Segment Open

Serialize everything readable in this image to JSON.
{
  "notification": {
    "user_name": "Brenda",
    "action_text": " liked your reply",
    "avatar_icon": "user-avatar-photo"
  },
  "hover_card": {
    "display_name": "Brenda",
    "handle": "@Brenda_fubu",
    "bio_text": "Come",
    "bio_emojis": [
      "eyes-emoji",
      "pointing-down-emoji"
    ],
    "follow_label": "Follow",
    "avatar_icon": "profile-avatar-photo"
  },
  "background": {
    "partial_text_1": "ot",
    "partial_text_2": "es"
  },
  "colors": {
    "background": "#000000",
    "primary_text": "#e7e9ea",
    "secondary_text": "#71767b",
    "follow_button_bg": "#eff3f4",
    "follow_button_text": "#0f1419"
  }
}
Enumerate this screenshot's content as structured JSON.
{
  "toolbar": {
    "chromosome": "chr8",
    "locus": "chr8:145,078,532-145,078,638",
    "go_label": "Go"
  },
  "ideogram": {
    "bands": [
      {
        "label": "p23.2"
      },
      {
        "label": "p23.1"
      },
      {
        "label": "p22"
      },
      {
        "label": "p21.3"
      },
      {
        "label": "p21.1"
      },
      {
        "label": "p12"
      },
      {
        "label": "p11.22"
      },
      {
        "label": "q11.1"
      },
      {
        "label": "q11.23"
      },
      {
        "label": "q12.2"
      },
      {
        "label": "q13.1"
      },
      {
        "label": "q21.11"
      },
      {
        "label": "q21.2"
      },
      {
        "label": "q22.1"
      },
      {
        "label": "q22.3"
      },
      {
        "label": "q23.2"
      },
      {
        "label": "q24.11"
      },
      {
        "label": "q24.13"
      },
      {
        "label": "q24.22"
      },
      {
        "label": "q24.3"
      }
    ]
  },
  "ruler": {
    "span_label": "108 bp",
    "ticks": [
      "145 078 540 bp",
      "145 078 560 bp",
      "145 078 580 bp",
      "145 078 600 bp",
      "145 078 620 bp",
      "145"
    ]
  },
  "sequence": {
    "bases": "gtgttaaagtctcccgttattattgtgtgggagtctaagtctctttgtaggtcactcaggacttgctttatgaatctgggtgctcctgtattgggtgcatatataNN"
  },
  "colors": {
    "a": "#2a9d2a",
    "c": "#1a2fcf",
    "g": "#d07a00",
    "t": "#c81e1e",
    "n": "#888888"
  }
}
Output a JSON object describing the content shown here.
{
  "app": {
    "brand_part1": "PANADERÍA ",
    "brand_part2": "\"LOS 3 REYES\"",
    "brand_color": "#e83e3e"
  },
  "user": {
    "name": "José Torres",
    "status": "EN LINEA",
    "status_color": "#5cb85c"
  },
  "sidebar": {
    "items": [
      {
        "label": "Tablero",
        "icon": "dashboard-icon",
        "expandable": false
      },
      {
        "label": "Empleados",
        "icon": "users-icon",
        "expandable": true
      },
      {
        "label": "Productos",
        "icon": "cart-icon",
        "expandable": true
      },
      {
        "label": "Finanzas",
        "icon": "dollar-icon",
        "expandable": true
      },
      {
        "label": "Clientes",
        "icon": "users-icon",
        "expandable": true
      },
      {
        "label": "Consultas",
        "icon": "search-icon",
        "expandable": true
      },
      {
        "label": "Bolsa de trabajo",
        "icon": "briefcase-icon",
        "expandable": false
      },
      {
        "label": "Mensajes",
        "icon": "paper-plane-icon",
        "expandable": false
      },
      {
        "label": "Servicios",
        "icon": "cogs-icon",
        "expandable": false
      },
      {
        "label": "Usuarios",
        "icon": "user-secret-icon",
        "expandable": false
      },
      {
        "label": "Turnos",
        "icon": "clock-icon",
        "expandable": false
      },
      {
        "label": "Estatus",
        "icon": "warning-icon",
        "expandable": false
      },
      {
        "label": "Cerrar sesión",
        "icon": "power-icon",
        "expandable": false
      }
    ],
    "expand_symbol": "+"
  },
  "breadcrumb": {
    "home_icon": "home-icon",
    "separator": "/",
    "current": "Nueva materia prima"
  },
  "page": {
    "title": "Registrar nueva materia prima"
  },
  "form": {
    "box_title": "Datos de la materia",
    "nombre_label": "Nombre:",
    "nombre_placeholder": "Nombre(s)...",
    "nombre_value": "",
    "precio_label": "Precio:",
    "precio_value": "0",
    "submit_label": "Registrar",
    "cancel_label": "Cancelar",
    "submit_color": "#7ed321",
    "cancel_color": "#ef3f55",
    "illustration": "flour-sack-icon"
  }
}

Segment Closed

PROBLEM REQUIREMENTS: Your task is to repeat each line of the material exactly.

WORKED SOLUTION:
Serialize everything readable in this image to JSON.
{
  "notification": {
    "user_name": "Brenda",
    "action_text": " liked your reply",
    "avatar_icon": "user-avatar-photo"
  },
  "hover_card": {
    "display_name": "Brenda",
    "handle": "@Brenda_fubu",
    "bio_text": "Come",
    "bio_emojis": [
      "eyes-emoji",
      "pointing-down-emoji"
    ],
    "follow_label": "Follow",
    "avatar_icon": "profile-avatar-photo"
  },
  "background": {
    "partial_text_1": "ot",
    "partial_text_2": "es"
  },
  "colors": {
    "background": "#000000",
    "primary_text": "#e7e9ea",
    "secondary_text": "#71767b",
    "follow_button_bg": "#eff3f4",
    "follow_button_text": "#0f1419"
  }
}
Enumerate this screenshot's content as structured JSON.
{
  "toolbar": {
    "chromosome": "chr8",
    "locus": "chr8:145,078,532-145,078,638",
    "go_label": "Go"
  },
  "ideogram": {
    "bands": [
      {
        "label": "p23.2"
      },
      {
        "label": "p23.1"
      },
      {
        "label": "p22"
      },
      {
        "label": "p21.3"
      },
      {
        "label": "p21.1"
      },
      {
        "label": "p12"
      },
      {
        "label": "p11.22"
      },
      {
        "label": "q11.1"
      },
      {
        "label": "q11.23"
      },
      {
        "label": "q12.2"
      },
      {
        "label": "q13.1"
      },
      {
        "label": "q21.11"
      },
      {
        "label": "q21.2"
      },
      {
        "label": "q22.1"
      },
      {
        "label": "q22.3"
      },
      {
        "label": "q23.2"
      },
      {
        "label": "q24.11"
      },
      {
        "label": "q24.13"
      },
      {
        "label": "q24.22"
      },
      {
        "label": "q24.3"
      }
    ]
  },
  "ruler": {
    "span_label": "108 bp",
    "ticks": [
      "145 078 540 bp",
      "145 078 560 bp",
      "145 078 580 bp",
      "145 078 600 bp",
      "145 078 620 bp",
      "145"
    ]
  },
  "sequence": {
    "bases": "gtgttaaagtctcccgttattattgtgtgggagtctaagtctctttgtaggtcactcaggacttgctttatgaatctgggtgctcctgtattgggtgcatatataNN"
  },
  "colors": {
    "a": "#2a9d2a",
    "c": "#1a2fcf",
    "g": "#d07a00",
    "t": "#c81e1e",
    "n": "#888888"
  }
}
Output a JSON object describing the content shown here.
{
  "app": {
    "brand_part1": "PANADERÍA ",
    "brand_part2": "\"LOS 3 REYES\"",
    "brand_color": "#e83e3e"
  },
  "user": {
    "name": "José Torres",
    "status": "EN LINEA",
    "status_color": "#5cb85c"
  },
  "sidebar": {
    "items": [
      {
        "label": "Tablero",
        "icon": "dashboard-icon",
        "expandable": false
      },
      {
        "label": "Empleados",
        "icon": "users-icon",
        "expandable": true
      },
      {
        "label": "Productos",
        "icon": "cart-icon",
        "expandable": true
      },
      {
        "label": "Finanzas",
        "icon": "dollar-icon",
        "expandable": true
      },
      {
        "label": "Clientes",
        "icon": "users-icon",
        "expandable": true
      },
      {
        "label": "Consultas",
        "icon": "search-icon",
        "expandable": true
      },
      {
        "label": "Bolsa de trabajo",
        "icon": "briefcase-icon",
        "expandable": false
      },
      {
        "label": "Mensajes",
        "icon": "paper-plane-icon",
        "expandable": false
      },
      {
        "label": "Servicios",
        "icon": "cogs-icon",
        "expandable": false
      },
      {
        "label": "Usuarios",
        "icon": "user-secret-icon",
        "expandable": false
      },
      {
        "label": "Turnos",
        "icon": "clock-icon",
        "expandable": false
      },
      {
        "label": "Estatus",
        "icon": "warning-icon",
        "expandable": false
      },
      {
        "label": "Cerrar sesión",
        "icon": "power-icon",
        "expandable": false
      }
    ],
    "expand_symbol": "+"
  },
  "breadcrumb": {
    "home_icon": "home-icon",
    "separator": "/",
    "current": "Nueva materia prima"
  },
  "page": {
    "title": "Registrar nueva materia prima"
  },
  "form": {
    "box_title": "Datos de la materia",
    "nombre_label": "Nombre:",
    "nombre_placeholder": "Nombre(s)...",
    "nombre_value": "",
    "precio_label": "Precio:",
    "precio_value": "0",
    "submit_label": "Registrar",
    "cancel_label": "Cancelar",
    "submit_color": "#7ed321",
    "cancel_color": "#ef3f55",
    "illustration": "flour-sack-icon"
  }
}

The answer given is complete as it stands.